"Every job changes you a little bit," said Kwarta reflecting upon his growth as a videographer. "It's awesome to look back at your entire reel of work and see how you've evolved ... You have to work your way up and gain technical skills. It's all about becoming comfortable with yourself, your style and the equipment." Kwarta expects to remain in Asheville at least through the spring, while seeking to build his client base and pursue professional opportunities.
- Andrea McClure, who has lived in Asheville all her life, was able to earn a master's as well as a bachelor's degree without leaving home. After earning a B.A. in sociology at UNC Asheville in 2009, she joined the university's Master of Liberal Arts program, and will be one of 12 students receiving MLA degrees at the December commencement.
During a class in environmental consumerism, McClure became interested in the idea of "green burials" and for her master's thesis, researched the environmental impact of the funeral industry. "There's no need to put a $7,000 box into the ground and use embalming fluid," said McClure, who is now training to be a doula for death care, through the Center for End of Life Transitions. "In learning about life cycles, birth and death are really similar," she said. McClure is hoping to help develop awareness of green burial alternatives in Asheville and nationally.
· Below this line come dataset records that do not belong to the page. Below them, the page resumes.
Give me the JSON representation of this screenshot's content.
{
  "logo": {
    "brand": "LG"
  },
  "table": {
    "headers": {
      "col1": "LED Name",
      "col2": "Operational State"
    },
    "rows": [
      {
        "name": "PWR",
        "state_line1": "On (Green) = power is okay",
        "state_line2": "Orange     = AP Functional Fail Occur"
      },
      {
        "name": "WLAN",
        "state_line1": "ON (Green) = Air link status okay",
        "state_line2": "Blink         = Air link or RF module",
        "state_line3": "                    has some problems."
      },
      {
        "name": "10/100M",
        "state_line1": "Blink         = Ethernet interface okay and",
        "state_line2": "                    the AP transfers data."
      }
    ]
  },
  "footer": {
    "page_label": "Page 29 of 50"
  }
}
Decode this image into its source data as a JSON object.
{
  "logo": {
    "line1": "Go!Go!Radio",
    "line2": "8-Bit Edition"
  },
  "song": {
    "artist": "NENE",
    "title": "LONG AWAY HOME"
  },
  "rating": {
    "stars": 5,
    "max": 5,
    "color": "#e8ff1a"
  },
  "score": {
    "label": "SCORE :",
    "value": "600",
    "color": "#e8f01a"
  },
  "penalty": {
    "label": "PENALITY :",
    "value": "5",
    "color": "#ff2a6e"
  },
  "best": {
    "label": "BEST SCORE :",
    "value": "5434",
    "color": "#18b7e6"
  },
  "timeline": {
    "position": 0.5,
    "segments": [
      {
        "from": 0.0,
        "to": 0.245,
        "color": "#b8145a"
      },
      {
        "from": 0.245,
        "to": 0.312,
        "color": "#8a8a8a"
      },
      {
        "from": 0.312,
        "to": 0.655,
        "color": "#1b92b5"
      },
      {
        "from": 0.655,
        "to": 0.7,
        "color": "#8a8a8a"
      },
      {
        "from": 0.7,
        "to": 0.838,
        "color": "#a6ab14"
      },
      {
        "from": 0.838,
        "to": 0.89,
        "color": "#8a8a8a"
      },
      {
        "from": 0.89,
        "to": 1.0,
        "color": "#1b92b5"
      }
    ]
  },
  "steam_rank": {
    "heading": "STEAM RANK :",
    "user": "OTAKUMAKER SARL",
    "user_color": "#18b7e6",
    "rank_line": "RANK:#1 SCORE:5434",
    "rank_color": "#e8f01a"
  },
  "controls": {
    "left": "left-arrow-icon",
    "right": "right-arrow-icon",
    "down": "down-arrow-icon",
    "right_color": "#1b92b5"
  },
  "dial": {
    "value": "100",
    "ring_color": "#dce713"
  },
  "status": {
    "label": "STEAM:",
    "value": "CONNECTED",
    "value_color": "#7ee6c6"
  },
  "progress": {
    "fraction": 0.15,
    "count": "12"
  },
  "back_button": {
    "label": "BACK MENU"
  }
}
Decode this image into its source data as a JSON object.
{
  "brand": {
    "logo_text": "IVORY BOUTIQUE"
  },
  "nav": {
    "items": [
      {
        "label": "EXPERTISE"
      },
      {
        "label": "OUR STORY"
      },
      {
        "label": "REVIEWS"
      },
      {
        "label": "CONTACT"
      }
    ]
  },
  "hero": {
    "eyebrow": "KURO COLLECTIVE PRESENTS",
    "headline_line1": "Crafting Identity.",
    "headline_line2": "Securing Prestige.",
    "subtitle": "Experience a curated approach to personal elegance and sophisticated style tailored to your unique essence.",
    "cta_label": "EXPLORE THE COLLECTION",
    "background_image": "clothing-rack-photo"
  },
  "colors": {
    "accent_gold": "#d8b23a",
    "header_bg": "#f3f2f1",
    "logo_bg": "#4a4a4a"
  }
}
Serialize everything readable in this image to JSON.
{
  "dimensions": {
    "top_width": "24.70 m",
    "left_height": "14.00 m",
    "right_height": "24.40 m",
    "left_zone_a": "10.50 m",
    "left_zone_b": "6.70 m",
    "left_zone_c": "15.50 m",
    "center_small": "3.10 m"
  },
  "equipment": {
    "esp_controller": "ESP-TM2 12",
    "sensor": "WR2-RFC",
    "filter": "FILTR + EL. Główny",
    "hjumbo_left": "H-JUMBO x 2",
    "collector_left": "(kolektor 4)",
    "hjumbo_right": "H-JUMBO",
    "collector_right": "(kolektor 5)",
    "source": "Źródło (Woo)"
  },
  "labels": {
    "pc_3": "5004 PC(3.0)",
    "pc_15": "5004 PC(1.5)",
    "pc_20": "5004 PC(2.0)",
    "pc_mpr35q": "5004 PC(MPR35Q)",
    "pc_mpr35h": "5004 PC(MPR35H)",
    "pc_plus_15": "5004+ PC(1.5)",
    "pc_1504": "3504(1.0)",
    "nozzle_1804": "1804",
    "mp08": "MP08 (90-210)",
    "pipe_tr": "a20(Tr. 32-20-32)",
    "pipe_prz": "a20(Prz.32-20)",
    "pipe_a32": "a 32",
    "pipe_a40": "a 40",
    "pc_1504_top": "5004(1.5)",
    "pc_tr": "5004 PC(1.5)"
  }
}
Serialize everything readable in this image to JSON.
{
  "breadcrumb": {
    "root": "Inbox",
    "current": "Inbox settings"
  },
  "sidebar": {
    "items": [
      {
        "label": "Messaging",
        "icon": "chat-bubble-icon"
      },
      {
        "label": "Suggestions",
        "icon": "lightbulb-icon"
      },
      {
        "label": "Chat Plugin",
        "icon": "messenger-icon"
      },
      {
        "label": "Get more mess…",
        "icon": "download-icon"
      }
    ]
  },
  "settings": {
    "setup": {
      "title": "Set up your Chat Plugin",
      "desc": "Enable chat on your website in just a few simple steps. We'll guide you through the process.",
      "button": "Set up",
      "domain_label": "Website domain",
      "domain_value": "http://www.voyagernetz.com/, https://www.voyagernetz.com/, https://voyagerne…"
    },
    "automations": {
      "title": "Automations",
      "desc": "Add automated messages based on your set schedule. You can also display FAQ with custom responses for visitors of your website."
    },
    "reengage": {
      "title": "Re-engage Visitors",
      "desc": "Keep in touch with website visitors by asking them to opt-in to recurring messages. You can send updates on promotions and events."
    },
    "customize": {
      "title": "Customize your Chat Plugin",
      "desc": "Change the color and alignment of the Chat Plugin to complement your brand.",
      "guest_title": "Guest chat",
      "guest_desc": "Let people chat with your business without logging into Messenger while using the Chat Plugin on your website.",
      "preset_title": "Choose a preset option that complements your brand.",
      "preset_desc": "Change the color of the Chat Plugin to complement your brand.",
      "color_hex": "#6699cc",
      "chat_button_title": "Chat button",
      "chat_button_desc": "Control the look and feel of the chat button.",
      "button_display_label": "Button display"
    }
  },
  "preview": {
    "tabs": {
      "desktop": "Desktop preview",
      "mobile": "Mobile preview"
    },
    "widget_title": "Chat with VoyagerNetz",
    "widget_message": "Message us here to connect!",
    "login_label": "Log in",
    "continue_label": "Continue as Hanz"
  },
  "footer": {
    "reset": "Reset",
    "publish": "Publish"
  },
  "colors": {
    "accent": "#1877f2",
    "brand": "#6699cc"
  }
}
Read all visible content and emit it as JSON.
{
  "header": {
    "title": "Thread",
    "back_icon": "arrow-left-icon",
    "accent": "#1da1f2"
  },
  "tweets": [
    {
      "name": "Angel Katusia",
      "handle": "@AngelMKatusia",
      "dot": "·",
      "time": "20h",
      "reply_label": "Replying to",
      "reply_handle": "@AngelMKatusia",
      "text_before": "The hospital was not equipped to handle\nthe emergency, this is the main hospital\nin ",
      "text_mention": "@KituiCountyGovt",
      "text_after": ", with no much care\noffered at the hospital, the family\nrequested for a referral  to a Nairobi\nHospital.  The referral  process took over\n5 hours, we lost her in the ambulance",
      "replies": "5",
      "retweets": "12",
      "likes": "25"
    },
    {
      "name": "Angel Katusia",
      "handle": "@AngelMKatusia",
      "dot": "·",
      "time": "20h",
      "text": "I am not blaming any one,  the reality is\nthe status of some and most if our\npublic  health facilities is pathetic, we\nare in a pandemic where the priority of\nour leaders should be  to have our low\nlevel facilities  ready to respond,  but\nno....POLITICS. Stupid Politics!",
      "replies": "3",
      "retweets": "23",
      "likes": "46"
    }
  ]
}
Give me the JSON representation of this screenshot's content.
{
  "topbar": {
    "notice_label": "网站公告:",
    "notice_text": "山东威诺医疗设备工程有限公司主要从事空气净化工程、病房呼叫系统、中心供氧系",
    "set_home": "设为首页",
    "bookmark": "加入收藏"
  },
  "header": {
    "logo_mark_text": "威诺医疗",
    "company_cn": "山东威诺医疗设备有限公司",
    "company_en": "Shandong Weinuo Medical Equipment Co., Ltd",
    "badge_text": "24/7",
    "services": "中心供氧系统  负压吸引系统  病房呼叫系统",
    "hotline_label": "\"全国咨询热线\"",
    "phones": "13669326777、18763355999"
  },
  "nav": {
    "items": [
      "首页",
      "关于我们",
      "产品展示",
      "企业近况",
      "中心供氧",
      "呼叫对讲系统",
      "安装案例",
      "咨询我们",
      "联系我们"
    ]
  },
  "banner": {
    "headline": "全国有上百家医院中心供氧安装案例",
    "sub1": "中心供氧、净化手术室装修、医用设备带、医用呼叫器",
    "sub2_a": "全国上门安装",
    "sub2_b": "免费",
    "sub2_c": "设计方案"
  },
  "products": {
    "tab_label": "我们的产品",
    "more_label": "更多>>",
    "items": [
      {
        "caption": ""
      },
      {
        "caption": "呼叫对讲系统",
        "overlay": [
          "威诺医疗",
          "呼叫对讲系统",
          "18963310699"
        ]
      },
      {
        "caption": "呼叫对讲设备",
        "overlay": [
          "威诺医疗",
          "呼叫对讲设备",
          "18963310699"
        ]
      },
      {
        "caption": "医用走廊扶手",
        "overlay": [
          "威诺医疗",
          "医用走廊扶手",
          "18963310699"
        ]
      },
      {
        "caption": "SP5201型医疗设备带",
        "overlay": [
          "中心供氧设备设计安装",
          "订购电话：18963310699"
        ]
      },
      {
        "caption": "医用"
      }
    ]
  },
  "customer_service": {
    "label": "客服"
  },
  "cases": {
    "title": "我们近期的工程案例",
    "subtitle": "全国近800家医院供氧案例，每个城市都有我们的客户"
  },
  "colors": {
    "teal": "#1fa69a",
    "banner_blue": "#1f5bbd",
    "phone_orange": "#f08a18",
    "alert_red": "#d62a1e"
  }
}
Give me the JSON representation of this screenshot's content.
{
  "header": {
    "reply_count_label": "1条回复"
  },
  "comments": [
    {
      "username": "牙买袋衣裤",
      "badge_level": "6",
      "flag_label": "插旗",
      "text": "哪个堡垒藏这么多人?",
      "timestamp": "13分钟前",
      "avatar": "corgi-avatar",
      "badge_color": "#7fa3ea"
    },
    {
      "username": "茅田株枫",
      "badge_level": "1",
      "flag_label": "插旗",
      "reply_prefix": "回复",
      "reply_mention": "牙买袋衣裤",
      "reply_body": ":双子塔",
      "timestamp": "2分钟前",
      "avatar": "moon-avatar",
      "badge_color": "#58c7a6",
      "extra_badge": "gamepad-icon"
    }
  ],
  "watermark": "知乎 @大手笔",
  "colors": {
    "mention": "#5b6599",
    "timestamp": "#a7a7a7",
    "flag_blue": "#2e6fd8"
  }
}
- Jesse Rice-Evans, a creative writer who transferred to UNC Asheville from UNC-Chapel Hill, has carved a place for herself in Asheville's literary community both on and off-campus. A Wilmington native who earned a bachelor's degree in literature with a minor in Africana studies, Rice-Evans has edited Metabolism, UNC Asheville's student art magazine, served as a consultant to other students in the university's Writing Center, and co-taught an upper-level literature course with a member of the faculty. She also produces Downtown Books & News' reading series, Juniper Bends.
After graduation, Rice-Evans plans to continue her work with Juniper Bends, her involvement with other local writers, and her "day job" at Greenlife, while working on her portfolio. If you encounter her poetry, you'll find narrative elements and strong images, and a call to your own imagination – "I like to create a 'feel' for the poem, rather than directly telling you where the poem is set or what is happening," says Rice-Evans, "so the reader can respond to it by creating a vision for themselves through the words."
- Drew Sovilla, a post-baccalaureate student from Cincinnati who earned a Bachelor of Science degree in environmental studies, will leave Asheville and his job as a Blue Ridge Parkway ranger after commencement. "I've done a lot of environmental education geared toward the general public, and I'm hoping to use this degree, perhaps getting a master's as well, to get into hard science – the research side of environmental work," said Sovilla.
He now has research experience to show prospective employers, having worked at UNC Asheville's National Environmental Modeling and Analysis Center analyzing the changing balance of native and invasive plant species on islands around the world. Sovilla is headed west, optimistic about finding work with one of the environmental organizations working to preserve the northern Rockies.
- Kelsey Viscount, a religious studies major who is passionate about the connection between faith and food, won the award for best undergraduate paper, "Produce and Provision: Agrarian Revivalism among Protestants in the South," at the recent meeting of the N.C. Religious Studies Association. Her analysis and research – she spent nine months traveling the state to interview pastors, farmers and congregants – is also gaining attention beyond North Carolina. She has been invited to present the paper next spring at the Southeast Commission for Study of Religion conference.